Required work: Work out how many lines in the entries below contain the string "check". Reply with that figure alone.

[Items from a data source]
#####

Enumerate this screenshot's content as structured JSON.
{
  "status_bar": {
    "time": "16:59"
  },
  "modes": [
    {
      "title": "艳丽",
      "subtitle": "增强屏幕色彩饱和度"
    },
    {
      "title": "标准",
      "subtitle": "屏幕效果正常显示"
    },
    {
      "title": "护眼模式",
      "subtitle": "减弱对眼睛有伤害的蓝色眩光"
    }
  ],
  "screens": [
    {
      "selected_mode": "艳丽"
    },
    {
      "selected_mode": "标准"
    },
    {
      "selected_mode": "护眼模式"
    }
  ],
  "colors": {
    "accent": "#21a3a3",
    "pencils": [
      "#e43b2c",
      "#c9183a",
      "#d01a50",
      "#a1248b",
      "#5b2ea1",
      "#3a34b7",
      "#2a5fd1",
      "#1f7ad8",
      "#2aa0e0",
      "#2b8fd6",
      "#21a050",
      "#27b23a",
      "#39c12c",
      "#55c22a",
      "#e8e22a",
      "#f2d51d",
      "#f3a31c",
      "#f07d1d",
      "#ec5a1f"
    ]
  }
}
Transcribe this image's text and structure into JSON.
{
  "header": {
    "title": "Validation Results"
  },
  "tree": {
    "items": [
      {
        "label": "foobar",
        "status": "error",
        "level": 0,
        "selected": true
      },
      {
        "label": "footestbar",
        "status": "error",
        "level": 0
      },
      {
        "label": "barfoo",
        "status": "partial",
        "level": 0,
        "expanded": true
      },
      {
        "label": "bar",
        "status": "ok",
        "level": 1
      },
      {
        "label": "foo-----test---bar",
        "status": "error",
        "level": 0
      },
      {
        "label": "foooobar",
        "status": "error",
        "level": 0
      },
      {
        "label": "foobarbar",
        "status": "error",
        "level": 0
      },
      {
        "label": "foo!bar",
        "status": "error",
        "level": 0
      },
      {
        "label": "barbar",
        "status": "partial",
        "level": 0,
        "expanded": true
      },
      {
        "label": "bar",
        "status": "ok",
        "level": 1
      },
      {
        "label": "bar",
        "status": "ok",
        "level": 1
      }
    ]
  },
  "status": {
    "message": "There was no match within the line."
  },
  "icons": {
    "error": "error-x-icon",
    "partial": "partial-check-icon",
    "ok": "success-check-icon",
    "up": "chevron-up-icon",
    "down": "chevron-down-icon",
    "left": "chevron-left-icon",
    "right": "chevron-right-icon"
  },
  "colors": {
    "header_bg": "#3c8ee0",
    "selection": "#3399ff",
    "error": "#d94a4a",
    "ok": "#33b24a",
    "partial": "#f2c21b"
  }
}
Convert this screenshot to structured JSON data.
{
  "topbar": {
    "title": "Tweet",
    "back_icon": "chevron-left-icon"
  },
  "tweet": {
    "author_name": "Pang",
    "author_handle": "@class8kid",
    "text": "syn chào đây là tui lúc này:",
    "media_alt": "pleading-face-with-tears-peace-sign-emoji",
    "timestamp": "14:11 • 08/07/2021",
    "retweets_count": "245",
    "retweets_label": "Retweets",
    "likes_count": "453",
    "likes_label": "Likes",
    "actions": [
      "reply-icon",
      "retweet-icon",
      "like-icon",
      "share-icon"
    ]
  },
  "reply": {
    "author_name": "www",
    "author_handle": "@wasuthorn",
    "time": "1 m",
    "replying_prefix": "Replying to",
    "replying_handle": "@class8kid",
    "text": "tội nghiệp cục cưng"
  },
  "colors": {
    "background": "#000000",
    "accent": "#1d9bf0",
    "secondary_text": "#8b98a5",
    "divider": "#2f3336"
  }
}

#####

Answer below: 2